I wrote a piece yesterday about comedian Alfie Brown being cancelled, which he most definitely was, in textbook fashion. Old videos and Tweets were dug up, venues were threatened, shows were pulled, and his fellow comedians salivated.
That is an actual cancellation. Finding out that the BBC is not renewing your show for a seventh series, however, really doesn’t count. Tom Slater draws this key distinction in the Spectator. Here’s an excerpt:

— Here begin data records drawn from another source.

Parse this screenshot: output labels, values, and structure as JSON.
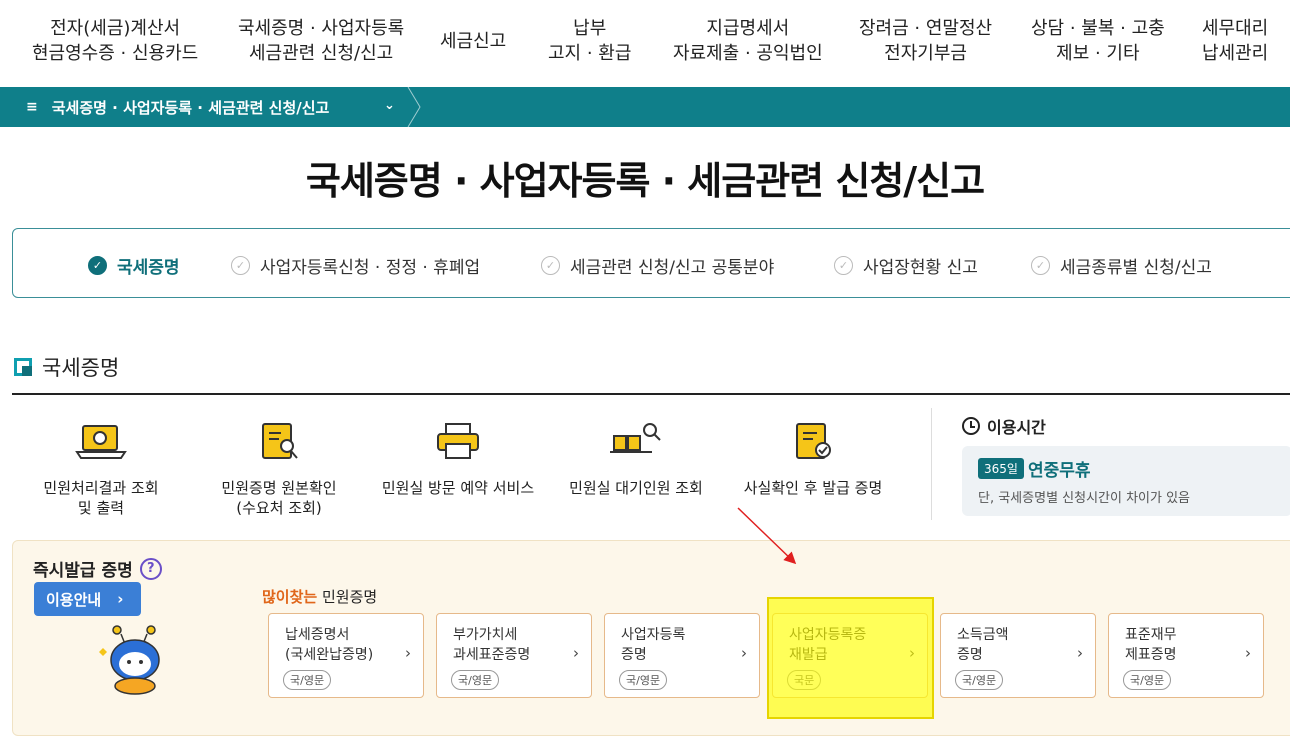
{
  "topnav": [
    {
      "line1": "전자(세금)계산서",
      "line2": "현금영수증 · 신용카드"
    },
    {
      "line1": "국세증명 · 사업자등록",
      "line2": "세금관련 신청/신고"
    },
    {
      "line1": "세금신고",
      "line2": ""
    },
    {
      "line1": "납부",
      "line2": "고지 · 환급"
    },
    {
      "line1": "지급명세서",
      "line2": "자료제출 · 공익법인"
    },
    {
      "line1": "장려금 · 연말정산",
      "line2": "전자기부금"
    },
    {
      "line1": "상담 · 불복 · 고충",
      "line2": "제보 · 기타"
    },
    {
      "line1": "세무대리",
      "line2": "납세관리"
    }
  ],
  "breadcrumb": {
    "label": "국세증명 · 사업자등록 · 세금관련 신청/신고",
    "menu_glyph": "≡",
    "chevron": "⌄"
  },
  "page_title": "국세증명 · 사업자등록 · 세금관련 신청/신고",
  "tabs": [
    {
      "label": "국세증명",
      "active": true
    },
    {
      "label": "사업자등록신청 · 정정 · 휴폐업",
      "active": false
    },
    {
      "label": "세금관련 신청/신고 공통분야",
      "active": false
    },
    {
      "label": "사업장현황 신고",
      "active": false
    },
    {
      "label": "세금종류별 신청/신고",
      "active": false
    }
  ],
  "section_title": "국세증명",
  "services": [
    {
      "line1": "민원처리결과 조회",
      "line2": "및 출력",
      "icon": "laptop-icon"
    },
    {
      "line1": "민원증명 원본확인",
      "line2": "(수요처 조회)",
      "icon": "document-search-icon"
    },
    {
      "line1": "민원실 방문 예약 서비스",
      "line2": "",
      "icon": "printer-icon"
    },
    {
      "line1": "민원실 대기인원 조회",
      "line2": "",
      "icon": "waiting-seats-icon"
    },
    {
      "line1": "사실확인 후 발급 증명",
      "line2": "",
      "icon": "certificate-check-icon"
    }
  ],
  "hours": {
    "title": "이용시간",
    "badge": "365일",
    "main": "연중무휴",
    "note": "단, 국세증명별 신청시간이 차이가 있음"
  },
  "instant": {
    "title": "즉시발급 증명",
    "help": "?",
    "guide_label": "이용안내",
    "popular_highlight": "많이찾는",
    "popular_rest": " 민원증명"
  },
  "cards": [
    {
      "line1": "납세증명서",
      "line2": "(국세완납증명)",
      "tag": "국/영문"
    },
    {
      "line1": "부가가치세",
      "line2": "과세표준증명",
      "tag": "국/영문"
    },
    {
      "line1": "사업자등록",
      "line2": "증명",
      "tag": "국/영문"
    },
    {
      "line1": "사업자등록증",
      "line2": "재발급",
      "tag": "국문"
    },
    {
      "line1": "소득금액",
      "line2": "증명",
      "tag": "국/영문"
    },
    {
      "line1": "표준재무",
      "line2": "제표증명",
      "tag": "국/영문"
    }
  ],
  "colors": {
    "teal": "#0f7f8a",
    "highlight": "#ffff00",
    "annotation_arrow": "#e02020",
    "guide_button": "#3b7fd6"
  }
}
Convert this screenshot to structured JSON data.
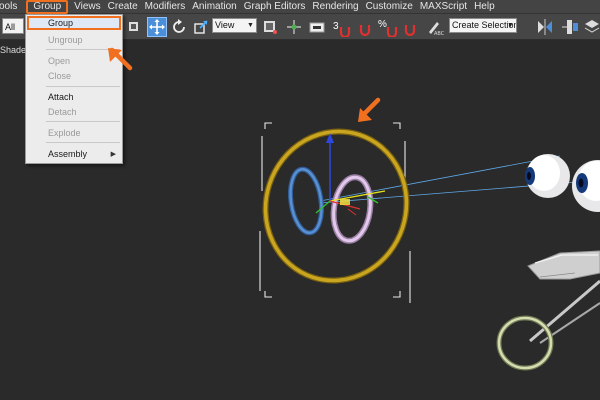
{
  "menu": {
    "items": [
      "ools",
      "Group",
      "Views",
      "Create",
      "Modifiers",
      "Animation",
      "Graph Editors",
      "Rendering",
      "Customize",
      "MAXScript",
      "Help"
    ]
  },
  "toolbar": {
    "selection_filter": "All",
    "reference_coord": "View",
    "snap_label": "3",
    "percent_label": "%",
    "named_selection_placeholder": "Create Selection Se"
  },
  "viewport": {
    "label": "Shaded"
  },
  "group_menu": {
    "items": [
      {
        "label": "Group",
        "enabled": true,
        "highlighted": true
      },
      {
        "label": "Ungroup",
        "enabled": false
      },
      {
        "label": "Open",
        "enabled": false
      },
      {
        "label": "Close",
        "enabled": false
      },
      {
        "label": "Attach",
        "enabled": true
      },
      {
        "label": "Detach",
        "enabled": false
      },
      {
        "label": "Explode",
        "enabled": false
      },
      {
        "label": "Assembly",
        "enabled": true,
        "submenu": true
      }
    ]
  },
  "colors": {
    "highlight": "#f07020",
    "gold_ring": "#c9a520",
    "blue_ring": "#5a8fd0",
    "pink_ring": "#d8b8e0"
  }
}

Has comedian Frankie Boyle become the latest victim of the BBC’s ‘right-wing purge’? Frankie Boyle seems to think so. Following news this week that his BBC Two show, Frankie Boyle’s New World Order, has not been renewed for a seventh series, he took to Twitter, where he implied the cancellation was down to the rightward turn of the corporation: “Ah well, there’s to be no more New World Order on the BBC. Not surprising in the current climate, I suppose.” In a similar vein, U.K. comedy bible Chortle has warned that “the cancellation will also fuel fears that the corporation is avoiding shows that are critical of the Government”.

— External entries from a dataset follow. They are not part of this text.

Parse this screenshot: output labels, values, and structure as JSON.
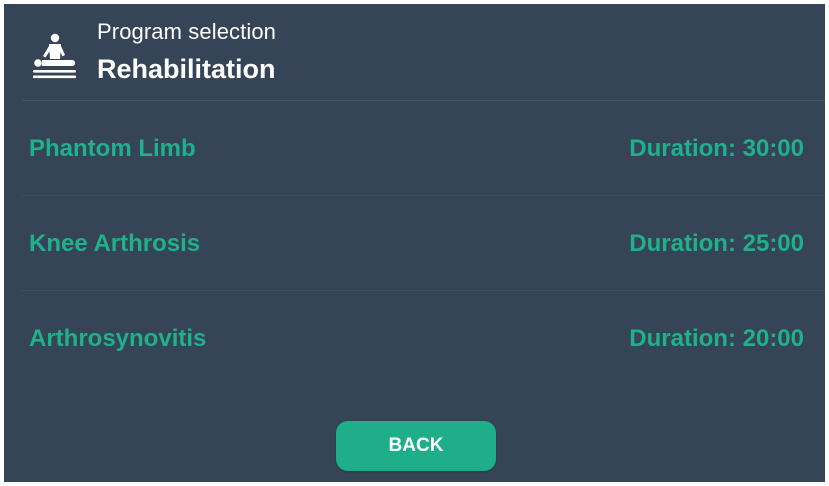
{
  "header": {
    "icon": "physiotherapy-massage-icon",
    "subtitle": "Program selection",
    "title": "Rehabilitation"
  },
  "programs": [
    {
      "name": "Phantom Limb",
      "duration": "Duration: 30:00"
    },
    {
      "name": "Knee Arthrosis",
      "duration": "Duration: 25:00"
    },
    {
      "name": "Arthrosynovitis",
      "duration": "Duration: 20:00"
    }
  ],
  "footer": {
    "back_label": "BACK"
  },
  "colors": {
    "background": "#354456",
    "accent": "#1fb08c",
    "text_primary": "#ffffff"
  }
}
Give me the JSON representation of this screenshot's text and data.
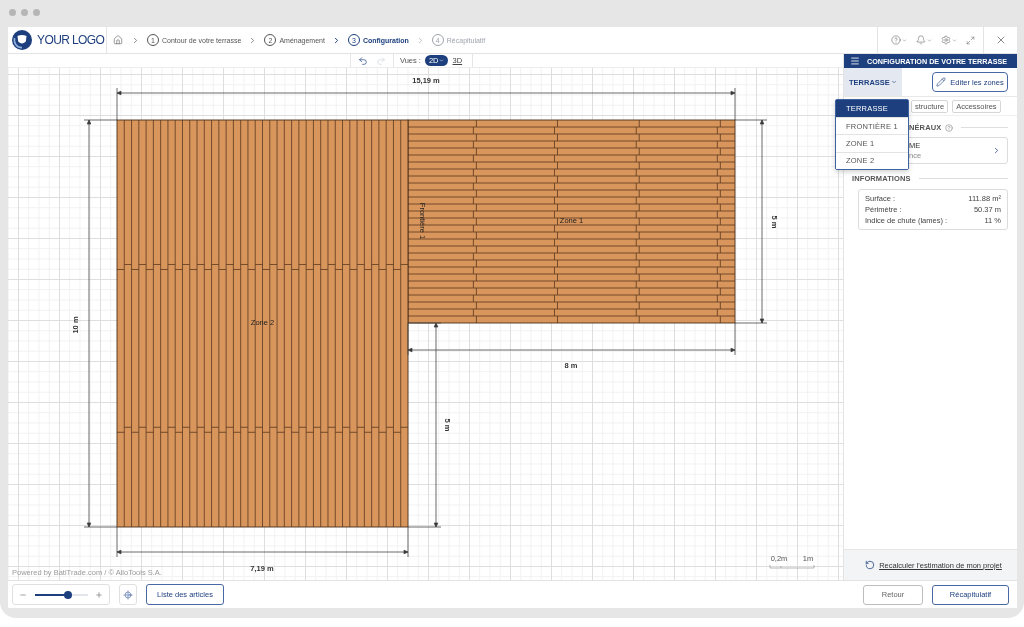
{
  "header": {
    "logo": "YOUR LOGO",
    "steps": [
      {
        "number": "1",
        "label": "Contour de votre terrasse",
        "selected": false,
        "disabled": false
      },
      {
        "number": "2",
        "label": "Aménagement",
        "selected": false,
        "disabled": false
      },
      {
        "number": "3",
        "label": "Configuration",
        "selected": true,
        "disabled": false
      },
      {
        "number": "4",
        "label": "Récapitulatif",
        "selected": false,
        "disabled": true
      }
    ]
  },
  "toolbar": {
    "undo": {
      "disabled": false
    },
    "redo": {
      "disabled": true
    },
    "views_label": "Vues :",
    "views": [
      {
        "label": "2D",
        "selected": true
      },
      {
        "label": "3D",
        "selected": false
      }
    ]
  },
  "canvas": {
    "zones": [
      {
        "label": "Zone 1",
        "kind": "horizontal"
      },
      {
        "label": "Zone 2",
        "kind": "vertical"
      }
    ],
    "boundary_label": "Frontière 1",
    "dimensions": {
      "top": "15,19 m",
      "right": "5 m",
      "left": "10 m",
      "inner_bottom": "8 m",
      "inner_side": "5 m",
      "bottom": "7,19 m"
    },
    "scale": [
      "0,2m",
      "1m"
    ],
    "credit": "Powered by BatiTrade.com / © AlloTools S.A."
  },
  "panel": {
    "title": "CONFIGURATION DE VOTRE TERRASSE",
    "zone_select": {
      "value": "TERRASSE",
      "expanded": true,
      "options": [
        {
          "label": "TERRASSE",
          "selected": true
        },
        {
          "label": "FRONTIÈRE 1",
          "selected": false
        },
        {
          "label": "ZONE 1",
          "selected": false
        },
        {
          "label": "ZONE 2",
          "selected": false
        }
      ]
    },
    "edit_button": "Editer les zones",
    "chips": [
      "structure",
      "Accessoires"
    ],
    "section": {
      "title": "NÉRAUX"
    },
    "section_card": {
      "title": "ME",
      "subtitle": "nce"
    },
    "informations": {
      "title": "INFORMATIONS",
      "rows": [
        {
          "label": "Surface :",
          "value": "111.88 m²"
        },
        {
          "label": "Périmètre :",
          "value": "50.37 m"
        },
        {
          "label": "Indice de chute (lames) :",
          "value": "11 %"
        }
      ]
    },
    "recalc_link": "Recalculer l'estimation de mon projet"
  },
  "bottom_bar": {
    "zoom": {
      "level": 0.64
    },
    "articles_button": "Liste des articles",
    "back_button": "Retour",
    "next_button": "Récapitulatif"
  }
}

Now, to anyone who has actually watched the BBC recently, talk of it becoming a kind of Tory Russia Today will come as a surprise, particularly going by its comedy output. We seem lumbered with a generation of BBC comics who confuse lazy Tory bashing with political comedy. But for a few years now metropolitan liberals have at least been pretending to believe that a right-wing coup is afoot, pointing to BBC director-general Tim Davie’s widely briefed but limply fought ‘war on woke’ at the corporation and the cancellation of the Nish Kumar-led Mash Report in 2021.
You would have thought that this notion that the BBC is willing to sacrifice bankable shows and personalities for the sake of pleasing the Tories would have been put to bed by the whole Gary Lineker climbdown. But apparently not. In any case, where these instances of alleged cancel culture in BBC comedy are concerned, it is worth reminding people that TV shows are still routinely ‘cancelled’ for more prosaic reasons – such as that they are dreadful and/or people do not watch them.
Maybe, just maybe, New World Order was canned because its particular brand of woke hectoring just wasn’t going down well with the viewing public. Indeed, the aforementioned Chortle write-up nods to this: “It is also thought that New World Order’s audience has been declining in recent years to the point it was no longer seen as a valuable commission.” Whatever the reason for cancelling the show, the Beeb is also keen to say it isn’t cutting ties with Boyle. “We look forward to seeing what he does next on the BBC,” read its statement.
Worth reading in full.